START Given data

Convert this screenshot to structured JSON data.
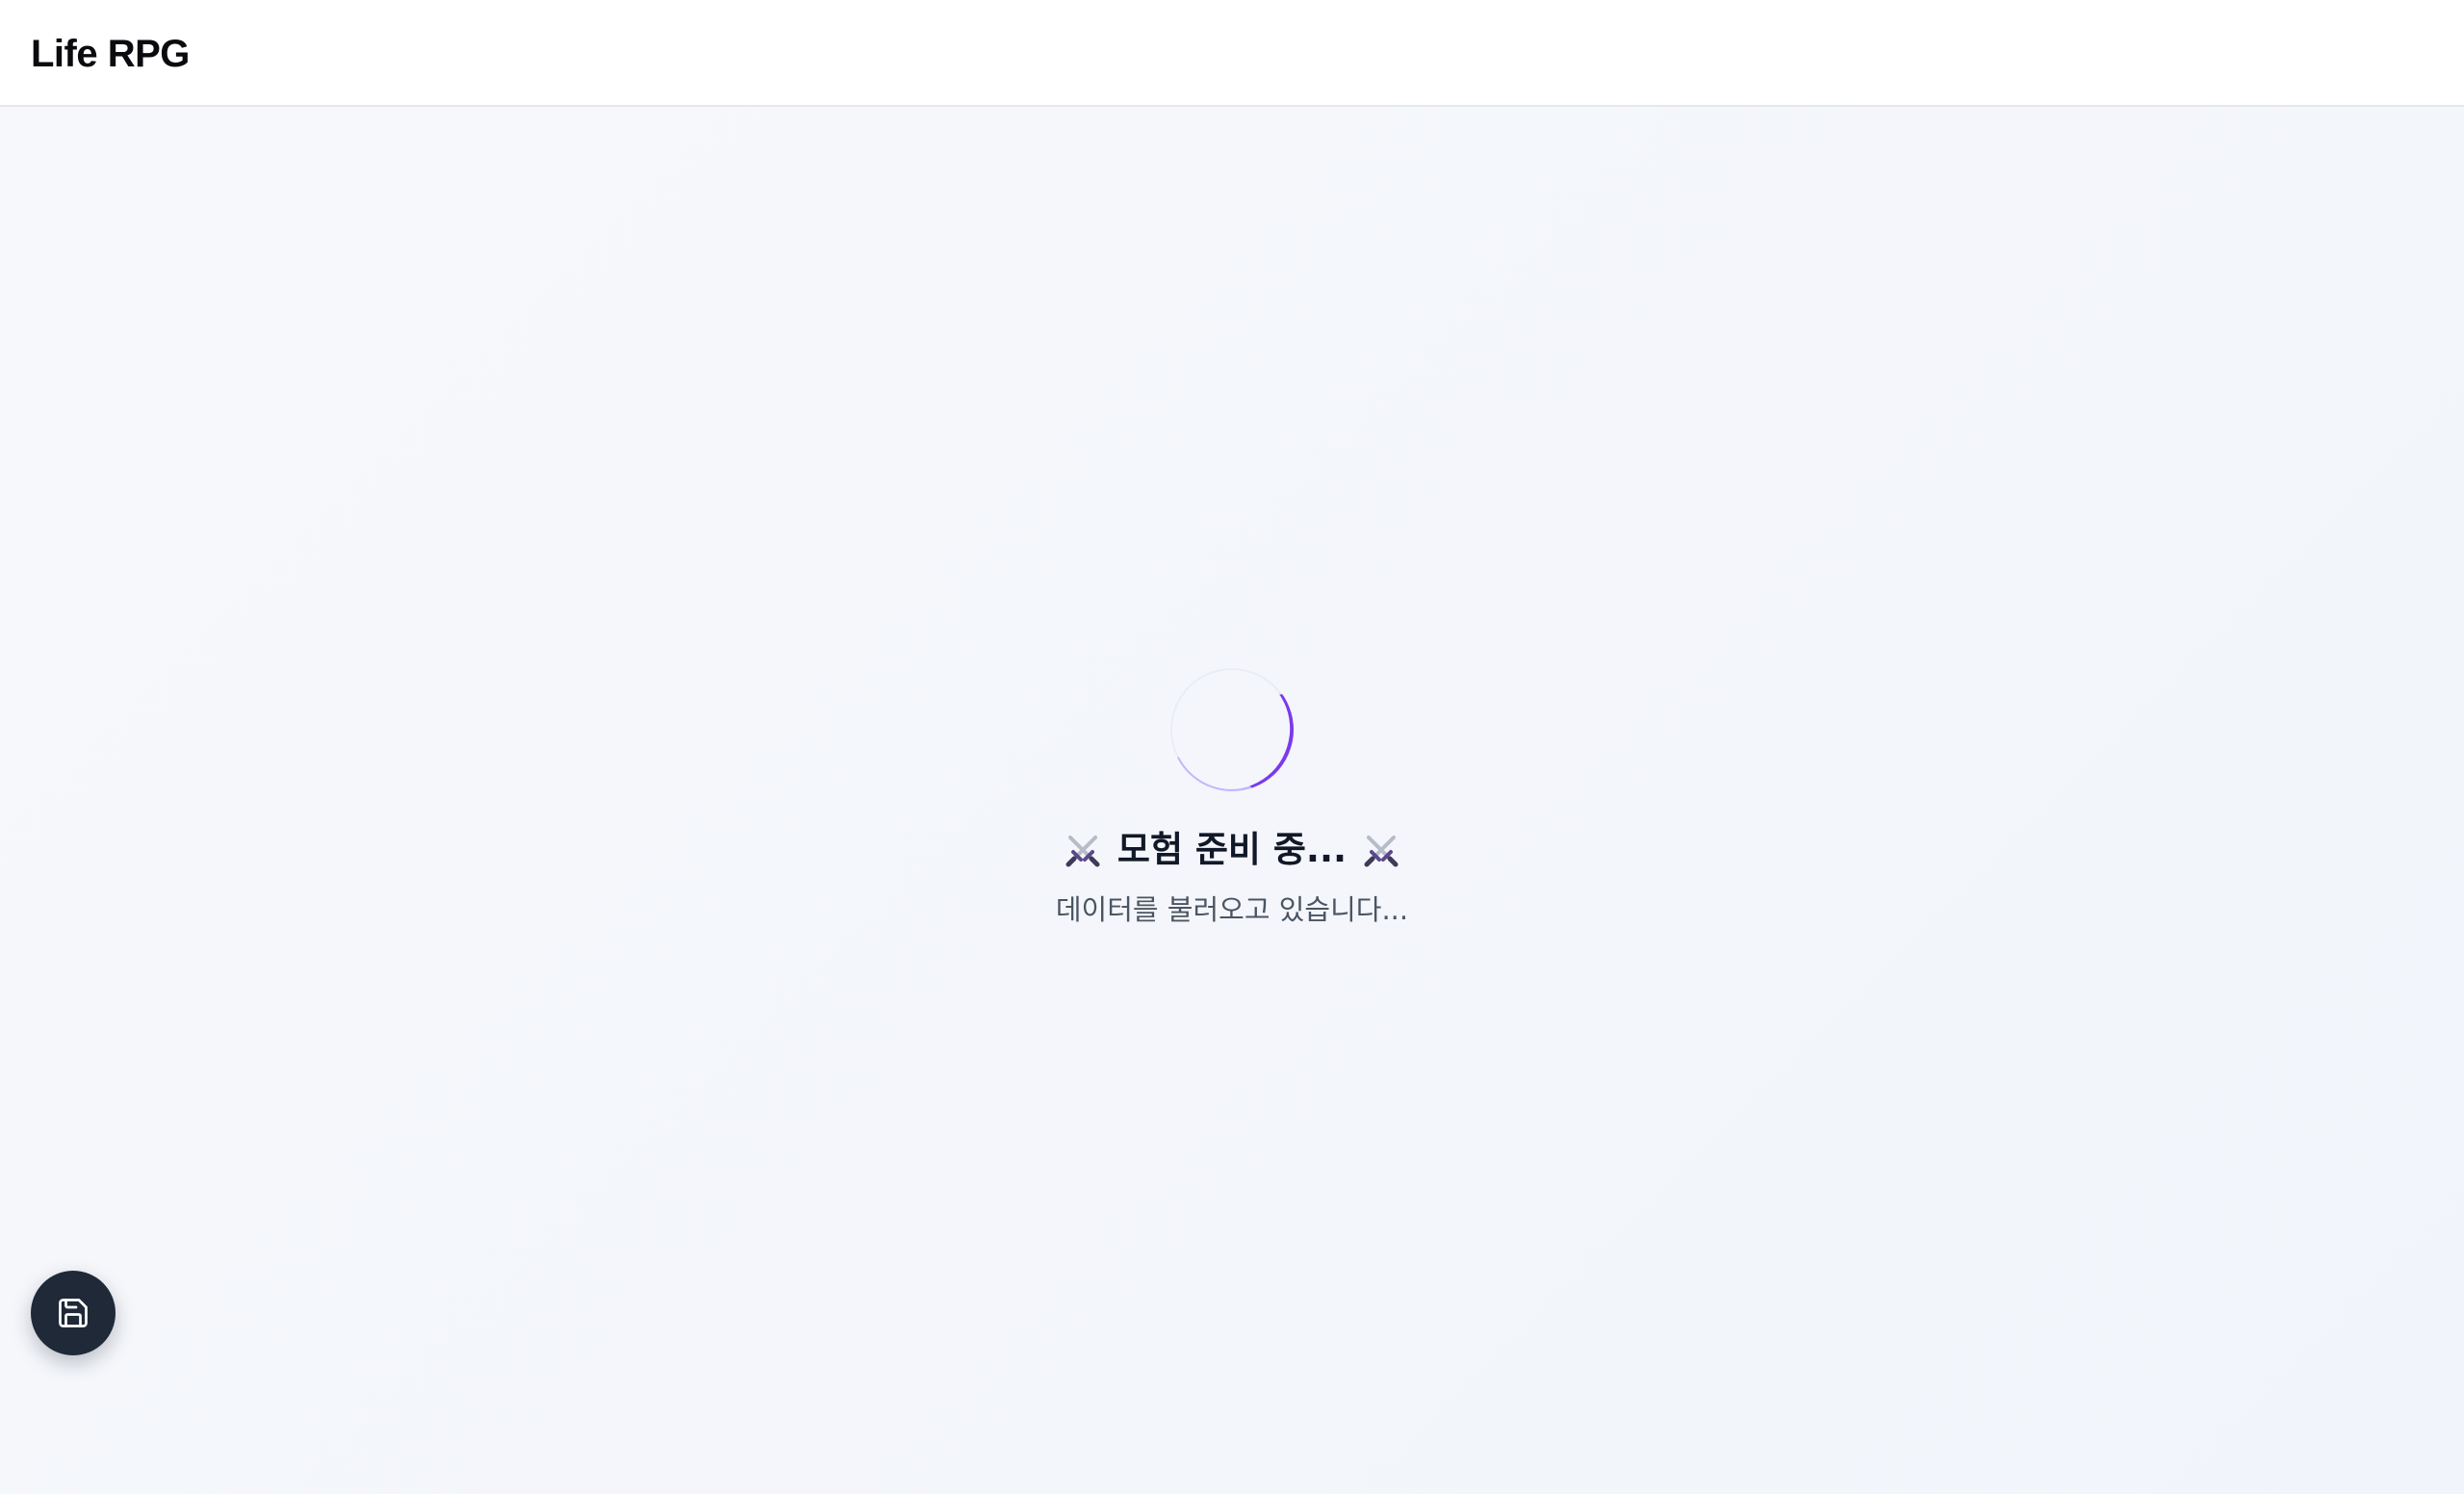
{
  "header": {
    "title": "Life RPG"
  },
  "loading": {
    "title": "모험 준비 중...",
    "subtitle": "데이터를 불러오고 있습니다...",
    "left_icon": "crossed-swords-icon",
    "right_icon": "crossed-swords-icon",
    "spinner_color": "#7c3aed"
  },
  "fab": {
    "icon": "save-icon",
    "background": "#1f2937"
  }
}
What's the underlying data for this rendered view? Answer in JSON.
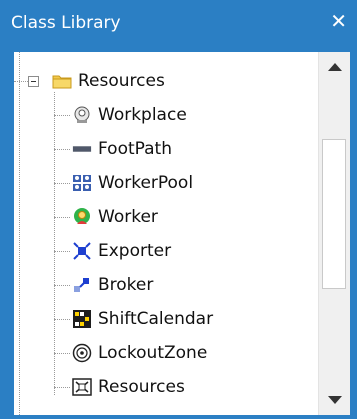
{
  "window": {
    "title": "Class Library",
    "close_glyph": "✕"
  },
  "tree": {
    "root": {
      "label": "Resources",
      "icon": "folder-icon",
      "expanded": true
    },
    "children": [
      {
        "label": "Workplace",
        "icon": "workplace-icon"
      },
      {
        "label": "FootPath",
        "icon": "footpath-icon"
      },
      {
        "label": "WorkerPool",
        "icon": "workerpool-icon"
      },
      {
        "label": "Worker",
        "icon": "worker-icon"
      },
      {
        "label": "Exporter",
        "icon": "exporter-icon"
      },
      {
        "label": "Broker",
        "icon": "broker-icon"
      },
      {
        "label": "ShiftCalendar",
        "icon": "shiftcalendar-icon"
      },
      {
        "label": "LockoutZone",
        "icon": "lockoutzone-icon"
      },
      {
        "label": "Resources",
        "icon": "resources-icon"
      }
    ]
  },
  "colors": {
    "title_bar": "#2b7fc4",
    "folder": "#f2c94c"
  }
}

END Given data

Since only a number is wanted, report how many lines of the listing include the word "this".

◆ Reply
2